Debugging a Servlet
• Many IDEs provide debugging capabilities –
including debugging for servlets
• FreeJava offers no direct support for debugging
• You can achieve crude debugging by
• Including System.out.println() in your source
• Watching the results in the Servlet Runner Console
September 28, 2001 Introduction to Servlets 28
Exercise
• Bui l d t wo ser vl et s.
• Ser vl et one wi l l be a r evi si on of t he s er vl et you pr oduc e d i n t he pr e vi ous e xe r c i s e. The
Ser vl et wi l l pr oduc e a f or m t hat has f i ve t ext i nput s, t wo s et s of r adi o but t ons and t wo
sel ect boxes.
• On e s e l e c t wi l l b e t e n l i n e n p r o d u c t s ( f a c e c l o t h, b a t h t o we l, s h e e t, e t c ) a n d t h e o t h e r
c ol or
• T h r e e t e x t i n p u t s w i l l b e: N a m e, S t r e e t A d d r e s s, a n d C i t y,
• O n e R a d i o b u t t o n i n p u t s w i l l b e f o r c r e d i t c a r d t y p e
• T wo t e x t i n p u t s wi l l b e C r e d i t C a r d Nu mb e r a n d E x p i r a t i o n d a t e
• T h e S e c o n d R a d i o B u t t o n i n p u t w i l l b e d e l i v e r y m o d e
• T h e s e c o n d s e r v l e t wi l l pr oc es s t he f or m r et ur n. I t wi l l us e t he doPos t or doGe t
i n a c c o r d w i t h h o w y o u w r i t e t h e f o r m p r o d u c e d b y t h e f i r s t
r e s e n d t h e f o r m p a r t i a l l y f i l l e d o u t i f t h e r e i s m i s s i n g d a t a, o r i t wi l l

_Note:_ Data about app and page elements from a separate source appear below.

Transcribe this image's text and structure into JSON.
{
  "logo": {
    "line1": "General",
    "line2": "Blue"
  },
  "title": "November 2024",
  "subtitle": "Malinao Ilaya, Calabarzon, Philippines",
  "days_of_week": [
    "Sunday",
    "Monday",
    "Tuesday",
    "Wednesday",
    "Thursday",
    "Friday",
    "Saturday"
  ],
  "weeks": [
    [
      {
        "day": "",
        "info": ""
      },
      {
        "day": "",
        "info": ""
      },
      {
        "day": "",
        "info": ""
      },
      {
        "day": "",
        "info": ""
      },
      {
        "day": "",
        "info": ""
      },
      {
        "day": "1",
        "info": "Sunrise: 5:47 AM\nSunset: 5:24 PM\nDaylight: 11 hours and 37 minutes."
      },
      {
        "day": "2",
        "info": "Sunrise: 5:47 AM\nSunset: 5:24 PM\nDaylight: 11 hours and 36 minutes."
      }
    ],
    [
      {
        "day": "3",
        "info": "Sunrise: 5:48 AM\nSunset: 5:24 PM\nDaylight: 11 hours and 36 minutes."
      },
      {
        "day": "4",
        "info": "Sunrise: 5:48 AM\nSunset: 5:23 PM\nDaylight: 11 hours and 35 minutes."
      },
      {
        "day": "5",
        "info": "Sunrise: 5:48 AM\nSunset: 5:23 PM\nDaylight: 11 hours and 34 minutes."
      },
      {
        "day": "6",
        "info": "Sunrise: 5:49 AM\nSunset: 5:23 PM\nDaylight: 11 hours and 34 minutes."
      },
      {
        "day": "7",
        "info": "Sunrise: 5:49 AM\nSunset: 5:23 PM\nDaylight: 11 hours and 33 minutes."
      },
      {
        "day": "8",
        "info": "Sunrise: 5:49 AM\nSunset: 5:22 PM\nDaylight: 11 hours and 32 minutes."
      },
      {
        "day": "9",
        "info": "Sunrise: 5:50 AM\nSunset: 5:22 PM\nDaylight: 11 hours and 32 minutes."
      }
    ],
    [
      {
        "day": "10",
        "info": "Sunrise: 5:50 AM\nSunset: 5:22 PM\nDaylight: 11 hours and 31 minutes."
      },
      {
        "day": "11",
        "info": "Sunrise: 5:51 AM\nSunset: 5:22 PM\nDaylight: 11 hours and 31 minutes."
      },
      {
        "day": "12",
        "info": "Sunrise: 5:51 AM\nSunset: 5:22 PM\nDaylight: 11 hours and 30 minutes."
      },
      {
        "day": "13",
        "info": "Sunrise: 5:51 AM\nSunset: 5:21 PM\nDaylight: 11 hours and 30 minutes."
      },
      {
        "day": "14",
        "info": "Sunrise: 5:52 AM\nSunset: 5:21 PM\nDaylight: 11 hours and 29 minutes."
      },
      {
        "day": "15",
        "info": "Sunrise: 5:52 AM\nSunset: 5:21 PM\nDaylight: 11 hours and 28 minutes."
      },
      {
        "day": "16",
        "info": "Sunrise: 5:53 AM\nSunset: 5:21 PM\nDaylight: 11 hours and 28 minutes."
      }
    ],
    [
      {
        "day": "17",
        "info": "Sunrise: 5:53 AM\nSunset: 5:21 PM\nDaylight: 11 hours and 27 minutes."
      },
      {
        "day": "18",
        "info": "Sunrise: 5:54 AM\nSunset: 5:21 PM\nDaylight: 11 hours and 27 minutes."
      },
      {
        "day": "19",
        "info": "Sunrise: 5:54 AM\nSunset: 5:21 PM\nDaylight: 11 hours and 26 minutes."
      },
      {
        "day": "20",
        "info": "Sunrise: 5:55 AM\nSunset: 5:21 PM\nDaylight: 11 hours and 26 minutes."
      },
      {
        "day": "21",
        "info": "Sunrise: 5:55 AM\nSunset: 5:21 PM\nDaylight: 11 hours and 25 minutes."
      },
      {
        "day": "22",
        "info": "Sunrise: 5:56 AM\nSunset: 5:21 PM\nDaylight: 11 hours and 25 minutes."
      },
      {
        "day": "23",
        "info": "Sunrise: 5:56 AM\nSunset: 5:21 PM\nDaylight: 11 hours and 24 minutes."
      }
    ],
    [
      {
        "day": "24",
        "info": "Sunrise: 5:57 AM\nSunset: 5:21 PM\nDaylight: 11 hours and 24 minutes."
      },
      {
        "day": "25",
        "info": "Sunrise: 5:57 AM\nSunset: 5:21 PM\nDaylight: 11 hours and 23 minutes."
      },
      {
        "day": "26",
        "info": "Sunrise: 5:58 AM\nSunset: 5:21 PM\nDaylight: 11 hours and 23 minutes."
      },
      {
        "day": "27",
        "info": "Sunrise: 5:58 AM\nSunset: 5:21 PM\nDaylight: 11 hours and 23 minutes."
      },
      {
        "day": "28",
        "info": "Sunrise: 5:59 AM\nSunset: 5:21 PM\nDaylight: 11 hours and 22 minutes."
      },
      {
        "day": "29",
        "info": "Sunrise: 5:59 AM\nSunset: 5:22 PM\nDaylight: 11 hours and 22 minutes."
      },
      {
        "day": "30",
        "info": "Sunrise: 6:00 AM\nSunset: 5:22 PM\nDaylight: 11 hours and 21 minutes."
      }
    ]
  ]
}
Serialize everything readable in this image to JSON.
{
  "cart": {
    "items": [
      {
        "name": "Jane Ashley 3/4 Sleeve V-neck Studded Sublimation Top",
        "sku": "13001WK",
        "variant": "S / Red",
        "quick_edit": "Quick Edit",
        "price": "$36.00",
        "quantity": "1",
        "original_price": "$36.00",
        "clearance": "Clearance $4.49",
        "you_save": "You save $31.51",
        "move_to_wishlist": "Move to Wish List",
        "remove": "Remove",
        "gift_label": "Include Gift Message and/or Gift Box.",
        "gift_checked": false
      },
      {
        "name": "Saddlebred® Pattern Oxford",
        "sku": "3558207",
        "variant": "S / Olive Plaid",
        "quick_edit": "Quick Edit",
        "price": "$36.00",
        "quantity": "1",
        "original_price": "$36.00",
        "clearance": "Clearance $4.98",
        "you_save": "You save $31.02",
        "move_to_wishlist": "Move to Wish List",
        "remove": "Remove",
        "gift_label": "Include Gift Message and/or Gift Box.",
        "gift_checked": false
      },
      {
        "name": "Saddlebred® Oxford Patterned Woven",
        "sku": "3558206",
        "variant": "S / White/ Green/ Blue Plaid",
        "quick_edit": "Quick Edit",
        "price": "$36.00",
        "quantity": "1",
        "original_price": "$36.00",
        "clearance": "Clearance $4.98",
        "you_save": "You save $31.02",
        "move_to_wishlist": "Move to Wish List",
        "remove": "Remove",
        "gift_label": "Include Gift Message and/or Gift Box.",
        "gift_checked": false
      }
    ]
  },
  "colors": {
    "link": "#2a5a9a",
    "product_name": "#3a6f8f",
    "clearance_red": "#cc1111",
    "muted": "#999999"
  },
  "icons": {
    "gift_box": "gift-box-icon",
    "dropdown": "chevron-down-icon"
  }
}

d i s p l a y p a g e c o n f i r m i n g t h e u s e r s s e l e c t i o n a n d t h a n k i n g t h e m i f al l